▶ What the task asks: In the material below, find the line containing "Output a JSON" and output it and all lines after it exactly, through the last one, without the pictures.

▶ Information:

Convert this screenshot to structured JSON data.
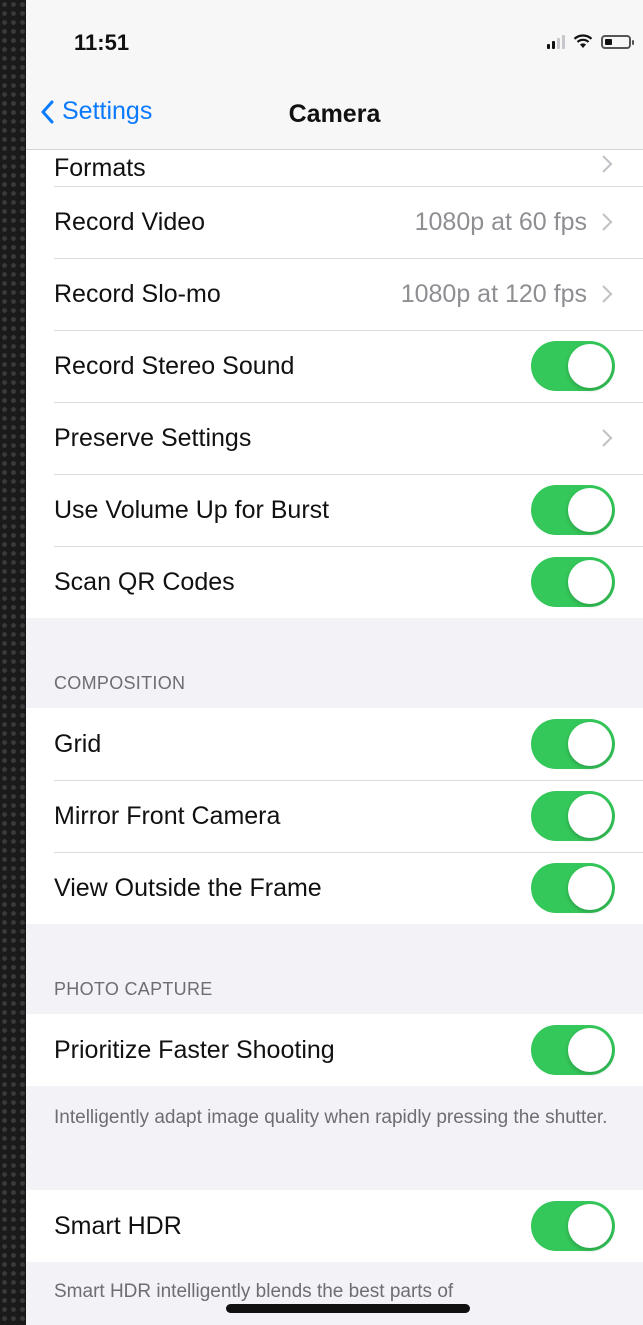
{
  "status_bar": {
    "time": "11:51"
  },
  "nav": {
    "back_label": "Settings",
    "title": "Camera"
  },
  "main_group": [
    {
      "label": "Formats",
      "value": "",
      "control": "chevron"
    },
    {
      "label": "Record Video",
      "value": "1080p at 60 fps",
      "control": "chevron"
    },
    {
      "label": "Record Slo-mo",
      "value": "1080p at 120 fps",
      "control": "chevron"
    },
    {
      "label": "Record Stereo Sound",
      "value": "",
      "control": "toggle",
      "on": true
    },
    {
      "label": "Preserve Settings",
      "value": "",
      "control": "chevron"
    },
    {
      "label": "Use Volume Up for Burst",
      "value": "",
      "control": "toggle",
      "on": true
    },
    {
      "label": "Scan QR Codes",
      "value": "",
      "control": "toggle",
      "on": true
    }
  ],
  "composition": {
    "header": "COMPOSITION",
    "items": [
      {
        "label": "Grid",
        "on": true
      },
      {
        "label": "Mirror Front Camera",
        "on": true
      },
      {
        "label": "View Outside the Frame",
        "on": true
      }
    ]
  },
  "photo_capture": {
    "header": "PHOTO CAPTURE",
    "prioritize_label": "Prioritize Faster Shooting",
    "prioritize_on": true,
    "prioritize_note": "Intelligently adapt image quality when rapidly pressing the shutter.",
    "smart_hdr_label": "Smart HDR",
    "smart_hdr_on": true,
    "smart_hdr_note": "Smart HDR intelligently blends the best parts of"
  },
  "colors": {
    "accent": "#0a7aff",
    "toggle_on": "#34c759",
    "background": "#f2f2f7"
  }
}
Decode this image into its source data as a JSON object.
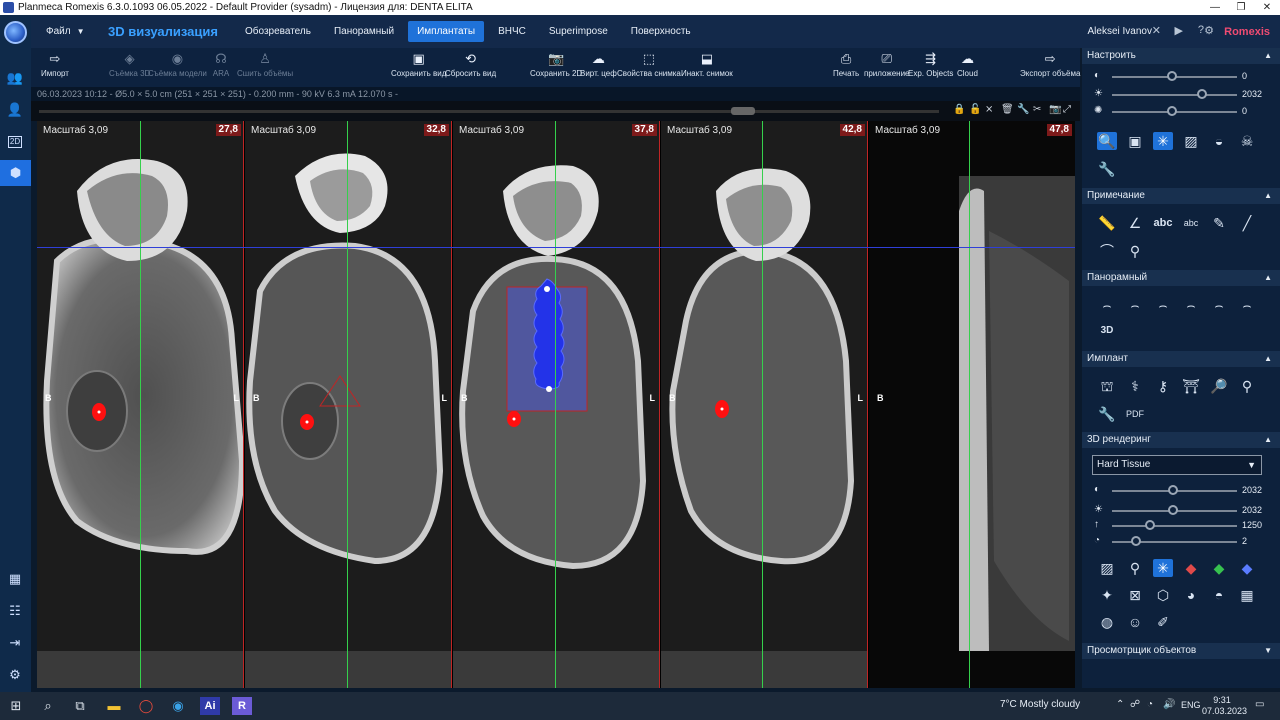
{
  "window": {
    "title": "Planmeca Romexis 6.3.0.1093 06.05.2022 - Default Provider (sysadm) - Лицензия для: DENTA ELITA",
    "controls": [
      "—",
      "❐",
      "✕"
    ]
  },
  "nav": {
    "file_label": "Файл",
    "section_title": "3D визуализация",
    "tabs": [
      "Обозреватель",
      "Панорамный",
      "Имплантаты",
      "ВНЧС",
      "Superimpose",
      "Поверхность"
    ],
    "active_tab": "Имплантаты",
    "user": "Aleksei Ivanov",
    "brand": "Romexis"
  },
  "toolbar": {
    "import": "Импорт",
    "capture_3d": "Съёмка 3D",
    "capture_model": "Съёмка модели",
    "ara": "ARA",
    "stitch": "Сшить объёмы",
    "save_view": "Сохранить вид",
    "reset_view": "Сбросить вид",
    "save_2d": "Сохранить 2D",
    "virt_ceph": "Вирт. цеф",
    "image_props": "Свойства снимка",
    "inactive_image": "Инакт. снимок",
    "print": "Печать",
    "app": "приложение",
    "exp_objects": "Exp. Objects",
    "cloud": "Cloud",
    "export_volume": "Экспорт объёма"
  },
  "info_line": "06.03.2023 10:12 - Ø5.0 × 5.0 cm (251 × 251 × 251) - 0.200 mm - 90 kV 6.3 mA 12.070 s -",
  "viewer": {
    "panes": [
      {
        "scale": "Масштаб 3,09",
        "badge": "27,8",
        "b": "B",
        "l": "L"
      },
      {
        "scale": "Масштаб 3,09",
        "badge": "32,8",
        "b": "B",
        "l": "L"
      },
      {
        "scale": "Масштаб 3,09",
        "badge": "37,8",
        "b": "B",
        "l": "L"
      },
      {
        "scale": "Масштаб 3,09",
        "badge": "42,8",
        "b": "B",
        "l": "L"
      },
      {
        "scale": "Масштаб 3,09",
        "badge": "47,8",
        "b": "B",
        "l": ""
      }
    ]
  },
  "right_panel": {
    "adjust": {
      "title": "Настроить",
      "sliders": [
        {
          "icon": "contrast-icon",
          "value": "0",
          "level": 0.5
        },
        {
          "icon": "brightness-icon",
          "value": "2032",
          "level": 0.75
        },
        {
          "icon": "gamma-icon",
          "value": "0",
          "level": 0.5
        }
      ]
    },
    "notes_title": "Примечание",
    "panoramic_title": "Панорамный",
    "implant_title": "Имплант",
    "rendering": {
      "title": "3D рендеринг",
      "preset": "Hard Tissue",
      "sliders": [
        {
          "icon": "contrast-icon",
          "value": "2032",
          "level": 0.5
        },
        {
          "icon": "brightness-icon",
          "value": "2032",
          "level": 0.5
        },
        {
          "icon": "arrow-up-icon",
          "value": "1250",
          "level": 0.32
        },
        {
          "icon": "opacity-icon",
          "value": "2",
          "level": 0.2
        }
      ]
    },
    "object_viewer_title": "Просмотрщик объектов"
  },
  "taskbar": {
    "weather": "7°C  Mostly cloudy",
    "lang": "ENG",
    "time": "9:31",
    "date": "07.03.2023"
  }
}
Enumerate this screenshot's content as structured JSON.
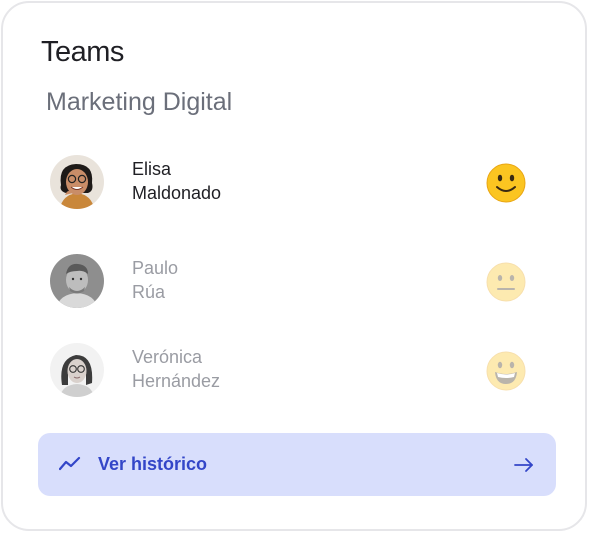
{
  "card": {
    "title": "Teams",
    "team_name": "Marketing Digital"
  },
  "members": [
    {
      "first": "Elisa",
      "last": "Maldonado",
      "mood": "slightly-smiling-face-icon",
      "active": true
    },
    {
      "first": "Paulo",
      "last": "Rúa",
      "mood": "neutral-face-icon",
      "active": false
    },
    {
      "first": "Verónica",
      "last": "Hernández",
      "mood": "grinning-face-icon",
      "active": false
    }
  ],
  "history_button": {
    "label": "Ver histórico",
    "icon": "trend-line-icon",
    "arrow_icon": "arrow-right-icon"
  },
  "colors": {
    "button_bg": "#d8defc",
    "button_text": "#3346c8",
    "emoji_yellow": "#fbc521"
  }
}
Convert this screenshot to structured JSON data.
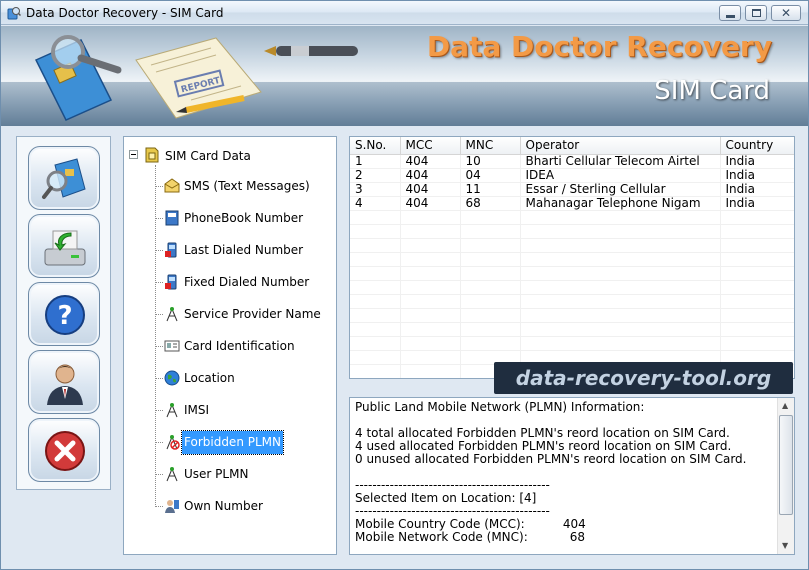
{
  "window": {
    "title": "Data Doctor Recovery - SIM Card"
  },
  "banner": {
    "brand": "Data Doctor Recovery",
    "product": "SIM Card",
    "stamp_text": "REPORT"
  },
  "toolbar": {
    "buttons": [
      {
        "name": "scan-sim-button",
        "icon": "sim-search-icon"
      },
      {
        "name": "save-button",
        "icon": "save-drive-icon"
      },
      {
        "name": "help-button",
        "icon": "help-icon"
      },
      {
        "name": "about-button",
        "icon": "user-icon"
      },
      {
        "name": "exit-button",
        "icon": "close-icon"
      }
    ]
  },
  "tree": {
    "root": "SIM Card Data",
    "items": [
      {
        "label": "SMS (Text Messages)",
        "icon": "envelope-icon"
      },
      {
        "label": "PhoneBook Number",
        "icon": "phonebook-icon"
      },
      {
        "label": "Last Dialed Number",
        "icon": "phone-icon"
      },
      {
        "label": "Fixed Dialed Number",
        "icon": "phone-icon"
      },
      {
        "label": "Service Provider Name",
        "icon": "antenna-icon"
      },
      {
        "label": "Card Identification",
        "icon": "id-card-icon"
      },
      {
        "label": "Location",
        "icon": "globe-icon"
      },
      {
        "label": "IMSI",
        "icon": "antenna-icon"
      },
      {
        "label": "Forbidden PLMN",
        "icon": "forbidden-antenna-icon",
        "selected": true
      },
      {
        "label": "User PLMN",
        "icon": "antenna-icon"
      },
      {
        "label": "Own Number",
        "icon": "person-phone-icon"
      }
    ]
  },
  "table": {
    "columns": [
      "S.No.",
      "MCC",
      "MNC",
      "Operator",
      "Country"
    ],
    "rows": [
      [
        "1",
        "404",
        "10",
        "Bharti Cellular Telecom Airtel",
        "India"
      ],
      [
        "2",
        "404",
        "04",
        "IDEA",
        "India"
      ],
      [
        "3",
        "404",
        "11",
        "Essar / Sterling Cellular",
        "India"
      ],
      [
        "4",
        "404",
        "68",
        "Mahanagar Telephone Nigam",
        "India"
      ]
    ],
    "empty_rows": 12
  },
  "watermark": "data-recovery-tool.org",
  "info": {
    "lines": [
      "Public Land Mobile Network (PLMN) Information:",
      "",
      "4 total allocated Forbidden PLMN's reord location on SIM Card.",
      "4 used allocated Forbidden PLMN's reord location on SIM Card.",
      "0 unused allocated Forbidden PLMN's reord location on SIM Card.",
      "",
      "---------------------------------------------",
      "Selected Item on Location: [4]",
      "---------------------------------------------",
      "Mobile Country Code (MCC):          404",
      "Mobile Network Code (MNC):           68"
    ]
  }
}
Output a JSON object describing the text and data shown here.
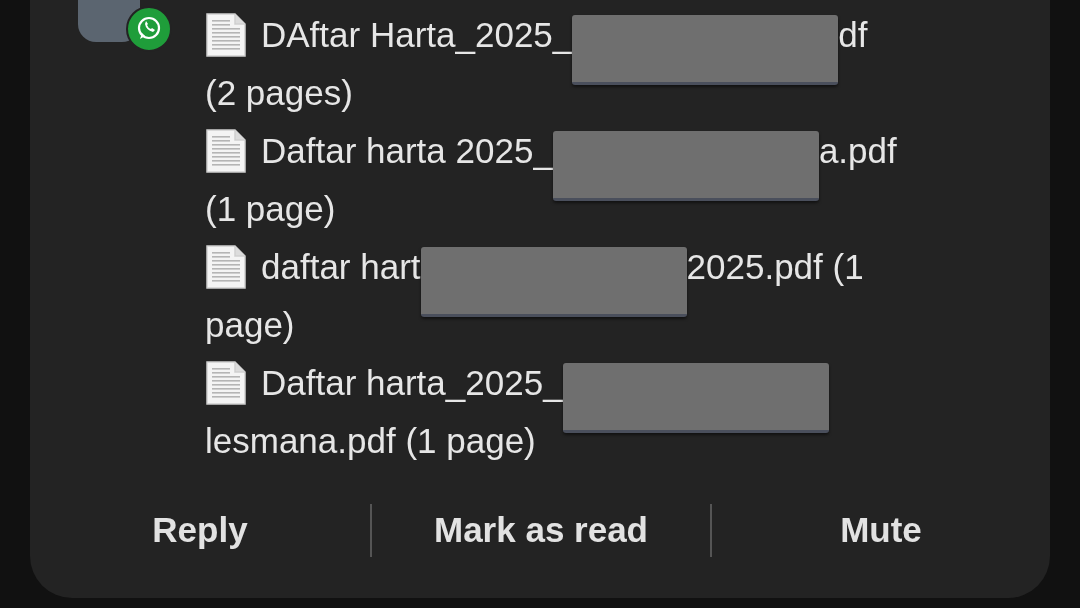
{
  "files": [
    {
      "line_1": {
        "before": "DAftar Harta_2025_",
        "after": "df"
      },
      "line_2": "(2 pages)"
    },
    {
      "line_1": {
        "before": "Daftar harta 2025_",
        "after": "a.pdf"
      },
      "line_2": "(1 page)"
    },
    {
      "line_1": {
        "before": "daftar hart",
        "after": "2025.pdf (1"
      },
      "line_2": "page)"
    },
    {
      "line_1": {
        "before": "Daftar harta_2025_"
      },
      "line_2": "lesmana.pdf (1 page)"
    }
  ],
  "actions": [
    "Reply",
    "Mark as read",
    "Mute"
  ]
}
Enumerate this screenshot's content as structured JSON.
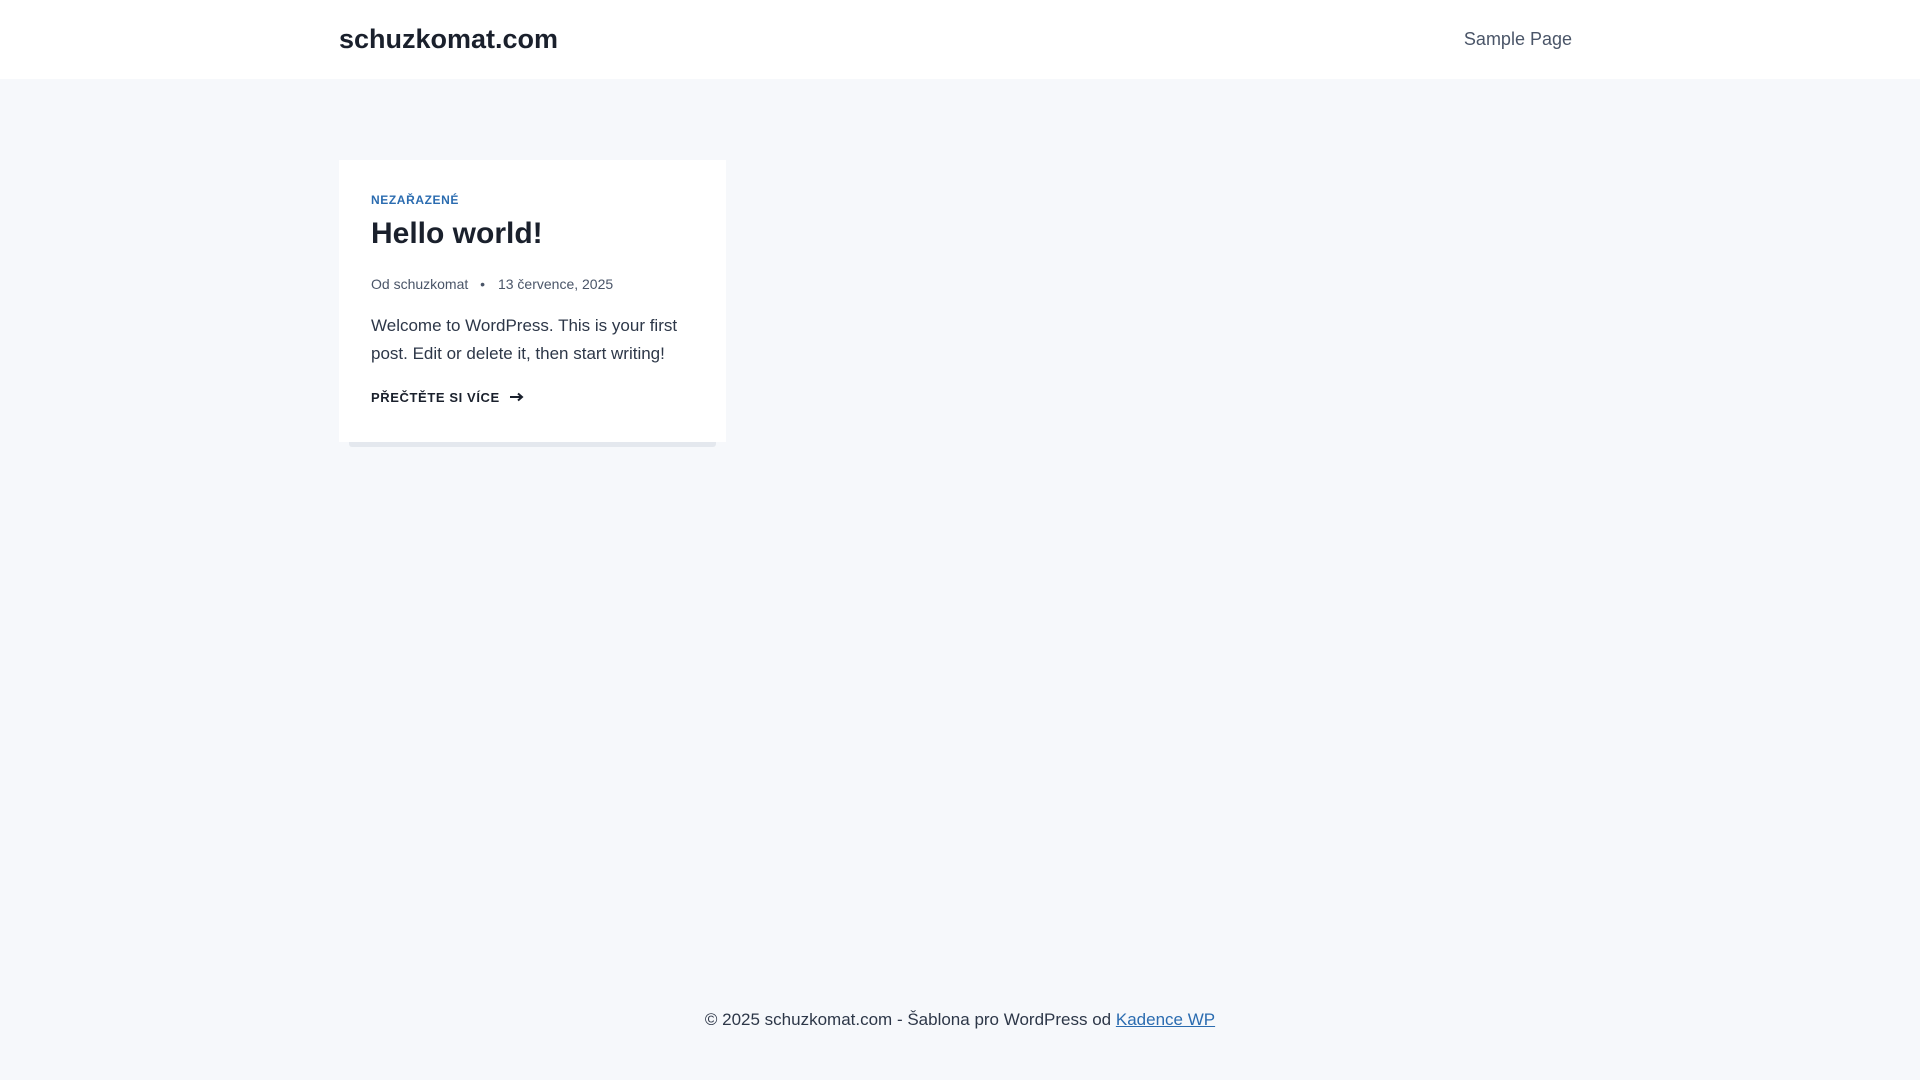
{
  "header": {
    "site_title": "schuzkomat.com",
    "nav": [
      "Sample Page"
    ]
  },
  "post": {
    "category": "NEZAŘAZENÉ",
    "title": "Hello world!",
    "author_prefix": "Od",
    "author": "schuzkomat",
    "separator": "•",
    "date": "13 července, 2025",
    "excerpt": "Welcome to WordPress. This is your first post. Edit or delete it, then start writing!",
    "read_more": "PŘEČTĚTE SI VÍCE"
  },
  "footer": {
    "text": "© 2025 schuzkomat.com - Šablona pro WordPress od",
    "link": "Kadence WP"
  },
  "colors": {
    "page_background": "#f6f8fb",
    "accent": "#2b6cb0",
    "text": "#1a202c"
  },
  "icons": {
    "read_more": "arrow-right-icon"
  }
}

▶ Solution for this task:
Output a JSON object describing the text and data shown here.
{
  "files": [
    {
      "line_1": {
        "before": "DAftar Harta_2025_",
        "after": "df"
      },
      "line_2": "(2 pages)"
    },
    {
      "line_1": {
        "before": "Daftar harta 2025_",
        "after": "a.pdf"
      },
      "line_2": "(1 page)"
    },
    {
      "line_1": {
        "before": "daftar hart",
        "after": "2025.pdf (1"
      },
      "line_2": "page)"
    },
    {
      "line_1": {
        "before": "Daftar harta_2025_"
      },
      "line_2": "lesmana.pdf (1 page)"
    }
  ],
  "actions": [
    "Reply",
    "Mark as read",
    "Mute"
  ]
}
Enumerate this screenshot's content as structured JSON.
{
  "header": {
    "site_title": "schuzkomat.com",
    "nav": [
      "Sample Page"
    ]
  },
  "post": {
    "category": "NEZAŘAZENÉ",
    "title": "Hello world!",
    "author_prefix": "Od",
    "author": "schuzkomat",
    "separator": "•",
    "date": "13 července, 2025",
    "excerpt": "Welcome to WordPress. This is your first post. Edit or delete it, then start writing!",
    "read_more": "PŘEČTĚTE SI VÍCE"
  },
  "footer": {
    "text": "© 2025 schuzkomat.com - Šablona pro WordPress od",
    "link": "Kadence WP"
  },
  "colors": {
    "page_background": "#f6f8fb",
    "accent": "#2b6cb0",
    "text": "#1a202c"
  },
  "icons": {
    "read_more": "arrow-right-icon"
  }
}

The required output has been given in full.